I’ve made my own sort of communal life in the states, and I’m not awesome at being away from it. The little things are most important. And I am not finding lots of little things here. Maybe I’m being too distracted by the big things. I feel like I am constantly defending myself when I write things like this by saying “DON’T WORRY, I’M STILL ENJOYING THE EXPERIENCE”. In the same way people don’t really seem to want me to feel anything negative here, and whenever I mention it they seem to tell me “but you’re in Kenya” as though that is a cure-all.

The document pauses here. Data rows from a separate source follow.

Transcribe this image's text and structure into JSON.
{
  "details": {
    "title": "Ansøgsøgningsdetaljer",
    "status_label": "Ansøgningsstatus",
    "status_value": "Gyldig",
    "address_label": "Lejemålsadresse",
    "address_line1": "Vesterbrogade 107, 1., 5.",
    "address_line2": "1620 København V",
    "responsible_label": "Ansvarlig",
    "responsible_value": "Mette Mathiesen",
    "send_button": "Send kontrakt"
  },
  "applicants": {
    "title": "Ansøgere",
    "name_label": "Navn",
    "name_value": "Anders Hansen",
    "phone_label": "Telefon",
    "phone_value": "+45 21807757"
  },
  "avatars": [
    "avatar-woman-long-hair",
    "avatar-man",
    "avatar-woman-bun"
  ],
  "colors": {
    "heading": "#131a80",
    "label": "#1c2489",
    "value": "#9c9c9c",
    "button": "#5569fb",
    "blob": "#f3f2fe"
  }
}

I feel like this experience should FEEL more important than it does, and I wonder if it will when I get home. I just miss the feeling of my heart wanting to explode from love. And I’m not sure why it isn’t. And I’m worried I’m doing something wrong. Maybe it’s my struggle for independence. For having an experience and not having it justified or analyzed by anyone but myself. That’s not how I do things, normally. I hope I figure it out. I feel so stagnant when I want and expect myself to be almost in tears. And I can’t shake the thought that I am somehow disappointing everyone. Or maybe just disappointing myself because I thought something about being here would make me seem more impressive, and I’m realizing that I am as impressive as I’m ever going to be, which is plenty for me, but maybe not enough for everyone else. This is not a cry for a confidence booster or for a pile of compliments or even a passive-aggressive way of saying I’m not given enough credit (because I don’t think that’s true). But just a sort of final realization that you simply can not make everyone love you, you can not impress everyone, no matter what you do (including going to Africa. Seems pretty obvious right? You’d think I would have figured this out a long time ago.)
Lots of love to everyone, don’t let this confuse you into thinking I am not having a good time, or not learning anything, because that is definitely not the case.